▸ **Task description**: The records below are to be set down word for word, with every picture left out.

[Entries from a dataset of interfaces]
▬▬▬▬▬▬▬▬▬▬

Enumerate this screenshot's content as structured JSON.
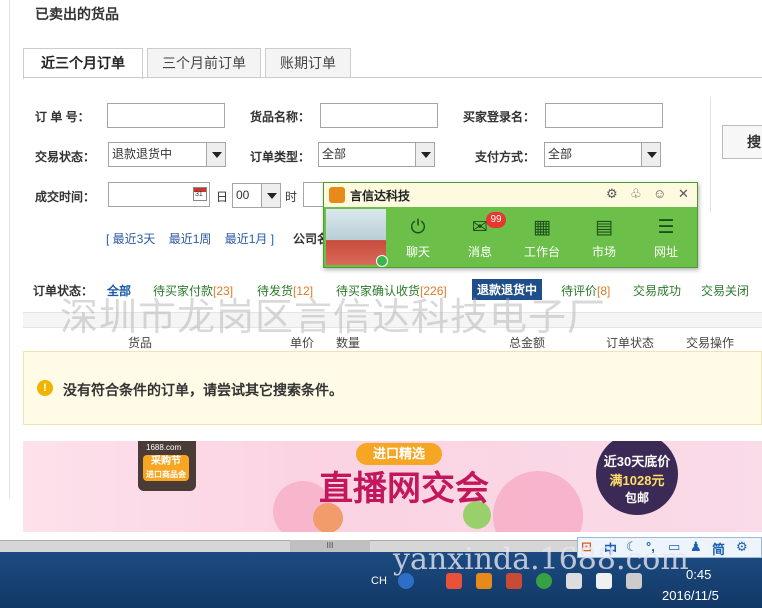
{
  "page": {
    "title": "已卖出的货品"
  },
  "tabs": [
    "近三个月订单",
    "三个月前订单",
    "账期订单"
  ],
  "filters": {
    "order_no_label": "订 单 号：",
    "goods_name_label": "货品名称：",
    "buyer_login_label": "买家登录名：",
    "trade_status_label": "交易状态：",
    "trade_status_value": "退款退货中",
    "order_type_label": "订单类型：",
    "order_type_value": "全部",
    "pay_method_label": "支付方式：",
    "pay_method_value": "全部",
    "deal_time_label": "成交时间：",
    "day_label": "日",
    "hour_value": "00",
    "hour_label": "时",
    "search_button": "搜",
    "quick_ranges": [
      "[ 最近3天",
      "最近1周",
      "最近1月 ]"
    ],
    "company_label": "公司名"
  },
  "status_tabs": {
    "label": "订单状态：",
    "items": [
      {
        "text": "全部",
        "count": ""
      },
      {
        "text": "待买家付款",
        "count": "[23]"
      },
      {
        "text": "待发货",
        "count": "[12]"
      },
      {
        "text": "待买家确认收货",
        "count": "[226]"
      },
      {
        "text": "退款退货中",
        "count": ""
      },
      {
        "text": "待评价",
        "count": "[8]"
      },
      {
        "text": "交易成功",
        "count": ""
      },
      {
        "text": "交易关闭",
        "count": ""
      }
    ]
  },
  "table": {
    "headers": [
      "货品",
      "单价",
      "数量",
      "总金额",
      "订单状态",
      "交易操作"
    ],
    "empty_message": "没有符合条件的订单，请尝试其它搜索条件。"
  },
  "banner": {
    "site_tag": "1688.com",
    "logo_line1": "采购节",
    "logo_line2": "进口商品会",
    "subtitle": "进口精选",
    "title": "直播网交会",
    "promo_line1": "近30天底价",
    "promo_line2": "满1028元",
    "promo_line3": "包邮"
  },
  "im_popup": {
    "name": "言信达科技",
    "message_count": "99",
    "items": [
      "聊天",
      "消息",
      "工作台",
      "市场",
      "网址"
    ]
  },
  "watermarks": {
    "company": "深圳市龙岗区言信达科技电子厂",
    "site": "yanxinda.1688.com"
  },
  "ime_bar": {
    "items": [
      "中",
      "简"
    ]
  },
  "taskbar": {
    "lang": "CH",
    "time": "0:45",
    "date": "2016/11/5"
  },
  "scroll_thumb": "III",
  "calendar_day": "31"
}
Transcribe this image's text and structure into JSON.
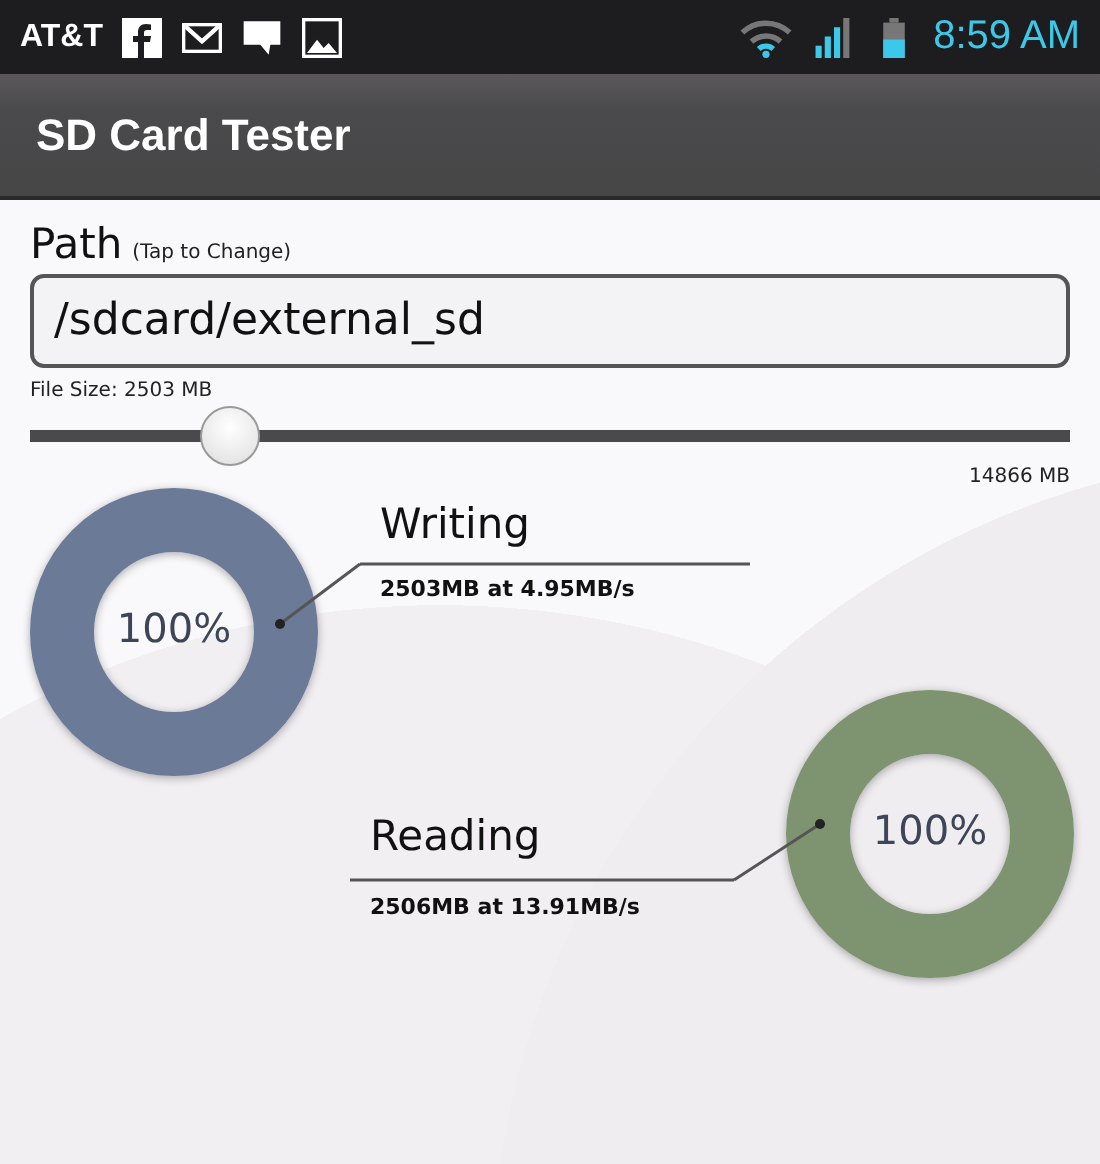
{
  "status_bar": {
    "carrier": "AT&T",
    "time": "8:59 AM"
  },
  "app_bar": {
    "title": "SD Card Tester"
  },
  "path": {
    "label": "Path",
    "hint": "(Tap to Change)",
    "value": "/sdcard/external_sd"
  },
  "file_size": {
    "label": "File Size: 2503 MB",
    "level": 0.19,
    "max_label": "14866 MB"
  },
  "results": [
    {
      "kind": "writing",
      "title": "Writing",
      "detail": "2503MB at 4.95MB/s",
      "percent": "100%",
      "level": 1,
      "color": "#6b7a96"
    },
    {
      "kind": "reading",
      "title": "Reading",
      "detail": "2506MB at 13.91MB/s",
      "percent": "100%",
      "level": 1,
      "color": "#7e9470"
    }
  ]
}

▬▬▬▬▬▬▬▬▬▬

▸ **Exercise solution**:
Enumerate this screenshot's content as structured JSON.
{
  "page": {
    "title": "已卖出的货品"
  },
  "tabs": [
    "近三个月订单",
    "三个月前订单",
    "账期订单"
  ],
  "filters": {
    "order_no_label": "订 单 号：",
    "goods_name_label": "货品名称：",
    "buyer_login_label": "买家登录名：",
    "trade_status_label": "交易状态：",
    "trade_status_value": "退款退货中",
    "order_type_label": "订单类型：",
    "order_type_value": "全部",
    "pay_method_label": "支付方式：",
    "pay_method_value": "全部",
    "deal_time_label": "成交时间：",
    "day_label": "日",
    "hour_value": "00",
    "hour_label": "时",
    "search_button": "搜",
    "quick_ranges": [
      "[ 最近3天",
      "最近1周",
      "最近1月 ]"
    ],
    "company_label": "公司名"
  },
  "status_tabs": {
    "label": "订单状态：",
    "items": [
      {
        "text": "全部",
        "count": ""
      },
      {
        "text": "待买家付款",
        "count": "[23]"
      },
      {
        "text": "待发货",
        "count": "[12]"
      },
      {
        "text": "待买家确认收货",
        "count": "[226]"
      },
      {
        "text": "退款退货中",
        "count": ""
      },
      {
        "text": "待评价",
        "count": "[8]"
      },
      {
        "text": "交易成功",
        "count": ""
      },
      {
        "text": "交易关闭",
        "count": ""
      }
    ]
  },
  "table": {
    "headers": [
      "货品",
      "单价",
      "数量",
      "总金额",
      "订单状态",
      "交易操作"
    ],
    "empty_message": "没有符合条件的订单，请尝试其它搜索条件。"
  },
  "banner": {
    "site_tag": "1688.com",
    "logo_line1": "采购节",
    "logo_line2": "进口商品会",
    "subtitle": "进口精选",
    "title": "直播网交会",
    "promo_line1": "近30天底价",
    "promo_line2": "满1028元",
    "promo_line3": "包邮"
  },
  "im_popup": {
    "name": "言信达科技",
    "message_count": "99",
    "items": [
      "聊天",
      "消息",
      "工作台",
      "市场",
      "网址"
    ]
  },
  "watermarks": {
    "company": "深圳市龙岗区言信达科技电子厂",
    "site": "yanxinda.1688.com"
  },
  "ime_bar": {
    "items": [
      "中",
      "简"
    ]
  },
  "taskbar": {
    "lang": "CH",
    "time": "0:45",
    "date": "2016/11/5"
  },
  "scroll_thumb": "III",
  "calendar_day": "31"
}
Transcribe this image's text and structure into JSON.
{
  "status_bar": {
    "carrier": "AT&T",
    "time": "8:59 AM"
  },
  "app_bar": {
    "title": "SD Card Tester"
  },
  "path": {
    "label": "Path",
    "hint": "(Tap to Change)",
    "value": "/sdcard/external_sd"
  },
  "file_size": {
    "label": "File Size: 2503 MB",
    "level": 0.19,
    "max_label": "14866 MB"
  },
  "results": [
    {
      "kind": "writing",
      "title": "Writing",
      "detail": "2503MB at 4.95MB/s",
      "percent": "100%",
      "level": 1,
      "color": "#6b7a96"
    },
    {
      "kind": "reading",
      "title": "Reading",
      "detail": "2506MB at 13.91MB/s",
      "percent": "100%",
      "level": 1,
      "color": "#7e9470"
    }
  ]
}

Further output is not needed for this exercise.